Anne McLean


Literary novel


‘Héctor Abad’s novel The Farm is today’s literary response to Gabriel García Márquez’s One Hundred Years of Solitude. A masterpiece.’ —Neue Zürcher Zeitung‘An elegy to the fragile paradises that we must all leave behind.’ —Le Monde‘Abad’s finely crafted novel not only expounds its narrators’ contrasting attitudes towards sex, rural life and tradition in a modernising country, but also tells in fictional form the true story of an attempt to create a rural middle class in Colombia.’ —The Economist‘The Farm is a treasure. With this novel, which deals with a seemingly local theme – the residents’ love for the land and the colonization of the town of Jericó – Héctor Abad gives us a universal work that explores the attachments that enslave human beings, who, to preserve them, are willing to risk everything’ —El Espectador

‘Mr. Abad’s prose is elastic and alive’—Dwight Garner, The New York Times 

‘An elegy to the fragile paradises that we must all leave behind.’—Le Monde

About the author

Héctor Abad

Héctor Abad was born in Medellín, Colombia, in 1958, where he studied medicine, philosophy and journalism. After being expelled from university for writing a defamatory text against the Pope, he moved to Italy. In 2008, Abad was a guest of the DAAD‘s Artist-in-Residence Programme in Berlin. He now lives again in Colombia. El olvido que seremos sold over 250,000 copies in Spanish.

Book Club Questions

Book Club Questions

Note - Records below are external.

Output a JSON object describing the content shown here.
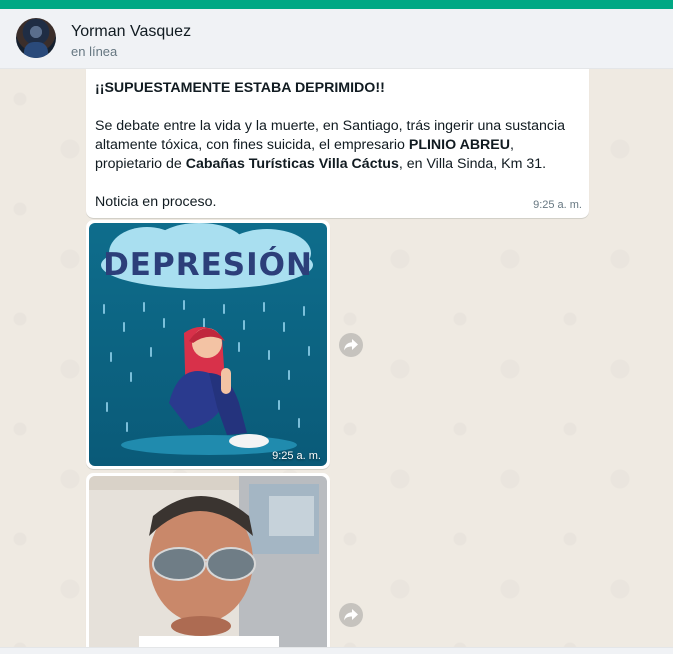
{
  "header": {
    "contact_name": "Yorman Vasquez",
    "contact_status": "en línea"
  },
  "messages": {
    "text_message": {
      "title": "¡¡SUPUESTAMENTE ESTABA DEPRIMIDO!!",
      "body_part1": "Se debate entre la vida y la muerte, en Santiago, trás ingerir una sustancia altamente tóxica, con fines suicida, el empresario ",
      "body_bold1": "PLINIO ABREU",
      "body_part2": ", propietario de ",
      "body_bold2": "Cabañas Turísticas Villa Cáctus",
      "body_part3": ", en Villa Sinda, Km 31.",
      "closing": "Noticia en proceso.",
      "time": "9:25 a. m."
    },
    "image_message_1": {
      "image_text": "DEPRESIÓN",
      "time": "9:25 a. m."
    },
    "image_message_2": {
      "description_icon": "photo-man-sunglasses"
    }
  },
  "colors": {
    "accent": "#00a884",
    "chat_bg": "#efeae2",
    "header_bg": "#f0f2f5",
    "bubble_bg": "#ffffff"
  }
}
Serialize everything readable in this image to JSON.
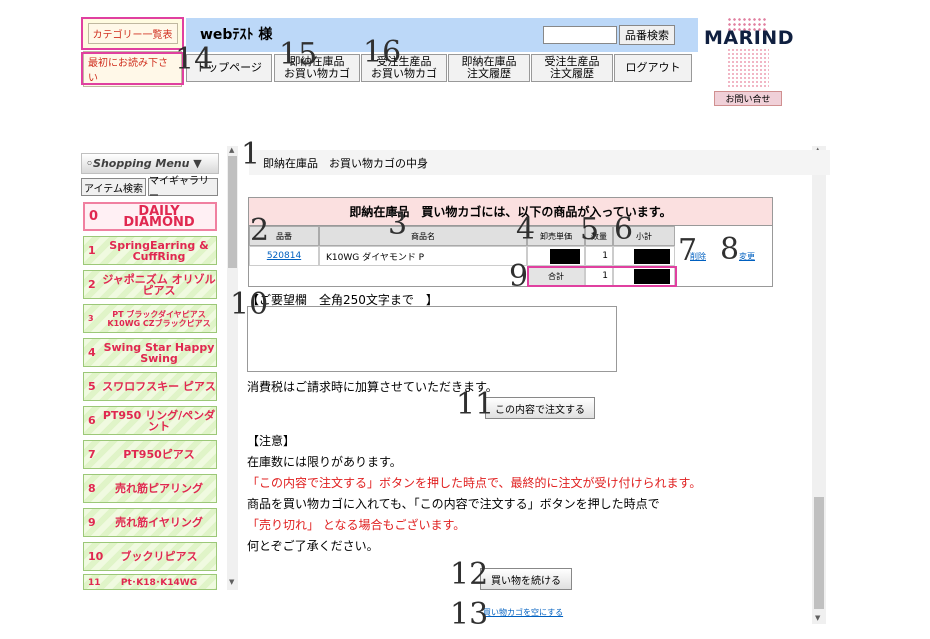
{
  "header": {
    "category_button": "カテゴリー一覧表",
    "first_read_button": "最初にお読み下さい",
    "user_name": "webﾃｽﾄ 様",
    "search_button": "品番検索",
    "nav": [
      {
        "line1": "トップページ",
        "line2": ""
      },
      {
        "line1": "即納在庫品",
        "line2": "お買い物カゴ"
      },
      {
        "line1": "受注生産品",
        "line2": "お買い物カゴ"
      },
      {
        "line1": "即納在庫品",
        "line2": "注文履歴"
      },
      {
        "line1": "受注生産品",
        "line2": "注文履歴"
      },
      {
        "line1": "ログアウト",
        "line2": ""
      }
    ],
    "logo": "MARIND",
    "contact_button": "お問い合せ"
  },
  "sidebar": {
    "title": "◦Shopping Menu ▼",
    "tabs": [
      "アイテム検索",
      "マイギャラリー"
    ],
    "categories": [
      {
        "num": "0",
        "label": "DAILY DIAMOND"
      },
      {
        "num": "1",
        "label": "SpringEarring & CuffRing"
      },
      {
        "num": "2",
        "label": "ジャポニズム オリゾルピアス"
      },
      {
        "num": "3",
        "label": "PT ブラックダイヤピアス K10WG CZブラックピアス"
      },
      {
        "num": "4",
        "label": "Swing Star Happy Swing"
      },
      {
        "num": "5",
        "label": "スワロフスキー ピアス"
      },
      {
        "num": "6",
        "label": "PT950 リング/ペンダント"
      },
      {
        "num": "7",
        "label": "PT950ピアス"
      },
      {
        "num": "8",
        "label": "売れ筋ピアリング"
      },
      {
        "num": "9",
        "label": "売れ筋イヤリング"
      },
      {
        "num": "10",
        "label": "ブックリピアス"
      },
      {
        "num": "11",
        "label": "Pt･K18･K14WG"
      }
    ]
  },
  "main": {
    "breadcrumb": "即納在庫品　お買い物カゴの中身",
    "cart_title": "即納在庫品　買い物カゴには、以下の商品が入っています。",
    "columns": [
      "品番",
      "商品名",
      "卸売単価",
      "数量",
      "小計"
    ],
    "row": {
      "code": "520814",
      "name": "K10WG ダイヤモンド P",
      "qty": "1",
      "delete": "削除",
      "change": "変更"
    },
    "total_label": "合計",
    "total_qty": "1",
    "remarks_label": "【ご要望欄　全角250文字まで　】",
    "tax_note": "消費税はご請求時に加算させていただきます。",
    "order_button": "この内容で注文する",
    "notice_title": "【注意】",
    "notice_lines": [
      "在庫数には限りがあります。",
      "「この内容で注文する」ボタンを押した時点で、最終的に注文が受け付けられます。",
      "商品を買い物カゴに入れても、「この内容で注文する」ボタンを押した時点で",
      "「売り切れ」 となる場合もございます。",
      "何とぞご了承ください。"
    ],
    "continue_button": "買い物を続ける",
    "empty_cart_link": "買い物カゴを空にする"
  },
  "annotations": [
    "1",
    "2",
    "3",
    "4",
    "5",
    "6",
    "7",
    "8",
    "9",
    "10",
    "11",
    "12",
    "13",
    "14",
    "15",
    "16"
  ],
  "colors": {
    "annotation_box": "#e040a0",
    "header_bar": "#bcd8f8",
    "cart_header": "#fbe0e0",
    "category_text": "#e02850"
  }
}
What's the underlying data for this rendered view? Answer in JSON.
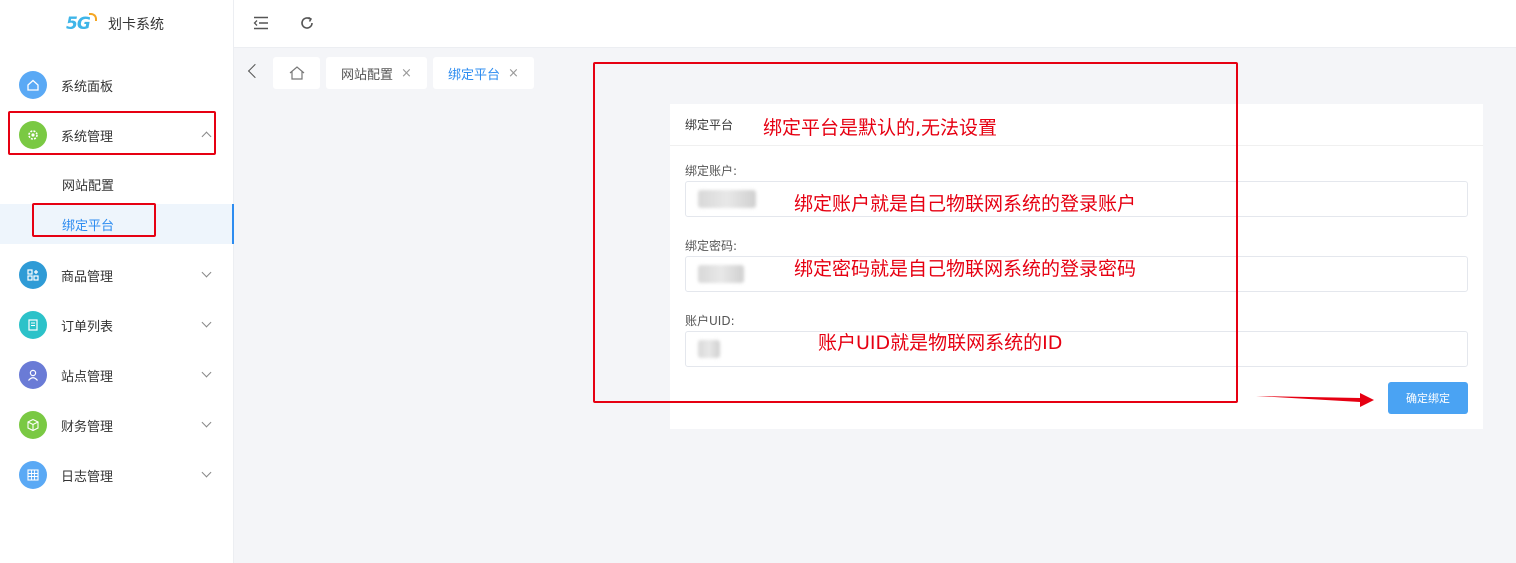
{
  "app": {
    "logo_mark": "5G",
    "title": "划卡系统"
  },
  "sidebar": {
    "items": [
      {
        "label": "系统面板",
        "icon": "home-icon",
        "color": "#5aa9f5"
      },
      {
        "label": "系统管理",
        "icon": "gear-icon",
        "color": "#7ac943"
      },
      {
        "label": "商品管理",
        "icon": "grid-icon",
        "color": "#2f9bd6"
      },
      {
        "label": "订单列表",
        "icon": "list-icon",
        "color": "#2cc2c9"
      },
      {
        "label": "站点管理",
        "icon": "user-icon",
        "color": "#6a7bd6"
      },
      {
        "label": "财务管理",
        "icon": "cube-icon",
        "color": "#7ac943"
      },
      {
        "label": "日志管理",
        "icon": "table-icon",
        "color": "#5aa9f5"
      }
    ],
    "sub_items": [
      {
        "label": "网站配置"
      },
      {
        "label": "绑定平台"
      }
    ]
  },
  "tabs": [
    {
      "label": "网站配置",
      "close": "×"
    },
    {
      "label": "绑定平台",
      "close": "×"
    }
  ],
  "form": {
    "title": "绑定平台",
    "account_label": "绑定账户:",
    "password_label": "绑定密码:",
    "uid_label": "账户UID:",
    "submit_label": "确定绑定"
  },
  "annotations": {
    "platform": "绑定平台是默认的,无法设置",
    "account": "绑定账户就是自己物联网系统的登录账户",
    "password": "绑定密码就是自己物联网系统的登录密码",
    "uid": "账户UID就是物联网系统的ID"
  },
  "colors": {
    "accent": "#2d8cf0",
    "annotation": "#e60012",
    "button": "#4aa3f3"
  }
}
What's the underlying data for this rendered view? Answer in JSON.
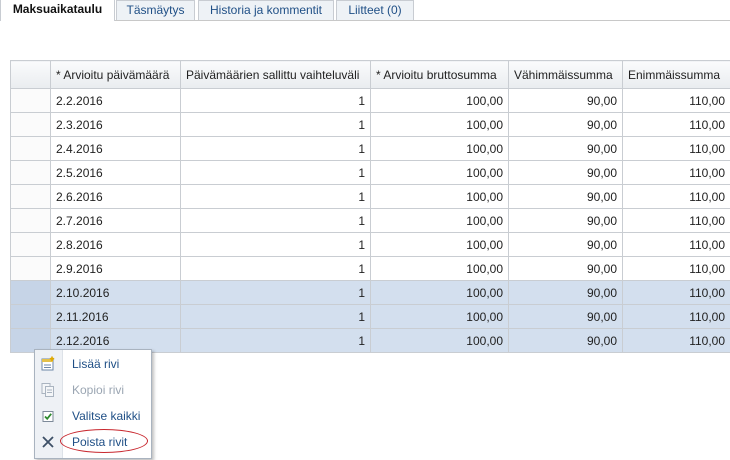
{
  "tabs": [
    {
      "label": "Maksuaikataulu",
      "active": true
    },
    {
      "label": "Täsmäytys",
      "active": false
    },
    {
      "label": "Historia ja kommentit",
      "active": false
    },
    {
      "label": "Liitteet (0)",
      "active": false
    }
  ],
  "grid": {
    "columns": [
      "",
      "* Arvioitu päivämäärä",
      "Päivämäärien sallittu vaihteluväli",
      "* Arvioitu bruttosumma",
      "Vähimmäissumma",
      "Enimmäissumma"
    ],
    "rows": [
      {
        "date": "2.2.2016",
        "tolerance": "1",
        "gross": "100,00",
        "min": "90,00",
        "max": "110,00",
        "selected": false
      },
      {
        "date": "2.3.2016",
        "tolerance": "1",
        "gross": "100,00",
        "min": "90,00",
        "max": "110,00",
        "selected": false
      },
      {
        "date": "2.4.2016",
        "tolerance": "1",
        "gross": "100,00",
        "min": "90,00",
        "max": "110,00",
        "selected": false
      },
      {
        "date": "2.5.2016",
        "tolerance": "1",
        "gross": "100,00",
        "min": "90,00",
        "max": "110,00",
        "selected": false
      },
      {
        "date": "2.6.2016",
        "tolerance": "1",
        "gross": "100,00",
        "min": "90,00",
        "max": "110,00",
        "selected": false
      },
      {
        "date": "2.7.2016",
        "tolerance": "1",
        "gross": "100,00",
        "min": "90,00",
        "max": "110,00",
        "selected": false
      },
      {
        "date": "2.8.2016",
        "tolerance": "1",
        "gross": "100,00",
        "min": "90,00",
        "max": "110,00",
        "selected": false
      },
      {
        "date": "2.9.2016",
        "tolerance": "1",
        "gross": "100,00",
        "min": "90,00",
        "max": "110,00",
        "selected": false
      },
      {
        "date": "2.10.2016",
        "tolerance": "1",
        "gross": "100,00",
        "min": "90,00",
        "max": "110,00",
        "selected": true
      },
      {
        "date": "2.11.2016",
        "tolerance": "1",
        "gross": "100,00",
        "min": "90,00",
        "max": "110,00",
        "selected": true
      },
      {
        "date": "2.12.2016",
        "tolerance": "1",
        "gross": "100,00",
        "min": "90,00",
        "max": "110,00",
        "selected": true
      }
    ]
  },
  "context_menu": {
    "items": [
      {
        "label": "Lisää rivi",
        "icon": "add-row-icon",
        "disabled": false
      },
      {
        "label": "Kopioi rivi",
        "icon": "copy-icon",
        "disabled": true
      },
      {
        "label": "Valitse kaikki",
        "icon": "checkbox-checked-icon",
        "disabled": false
      },
      {
        "label": "Poista rivit",
        "icon": "delete-x-icon",
        "disabled": false
      }
    ]
  },
  "colors": {
    "link_text": "#1f4f86",
    "selected_row": "#d3dfee",
    "highlight_ellipse": "#c8272e"
  }
}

  1. The book is written from the multiple perspectives of three siblings: Pilar, Antonio, and Eva. Which sibling did you most identify with, and why?
  2. How do you think this changing of perspective added to the story? What was the book able to do that might not have been possible through the viewpoint of a single narrator?
  3. Can you say a little about the relationships between the three siblings? What do you think Toño’s and Eva’s relationship is like, or Eva’s and Pilar’s, for example?
  4. In what ways do the three siblings differ in their attitudes toward the farm?
  5. How do you think Eva, in particular, feels about the farm after everything that happened to her there?
  6. Do the differences in opinions cause conflicts between the siblings, or are they able to resolve all their issues?
  7. How does the landscape play a role in the story? What do you think life in such a remote area of Colombia would be like?
  8. Do you think life in the cities in Colombia would be very different to life in the countryside? In what ways? Why not?
  9. What do you think was the biggest threat to the farm? Was it worth fighting for? Why, why not? What do you think you would have done in a similar situation?
  10. How does the environment described by Abad compare to your own surroundings? Are there any threats in your own city/town/local area? If so, what are they, and how could they be solved?
  11. How does Toño’s partner feel about the farm? How does he view Toño’s attachment to it?
  12. How important is the history of a family or a land? Should one strive to know the details of one’s ancestors, or should one simply move on and look to the future?
  13. How much do you know about your own family history and the history of the land on which you live? Is it something you would like to know more about? Why, why not?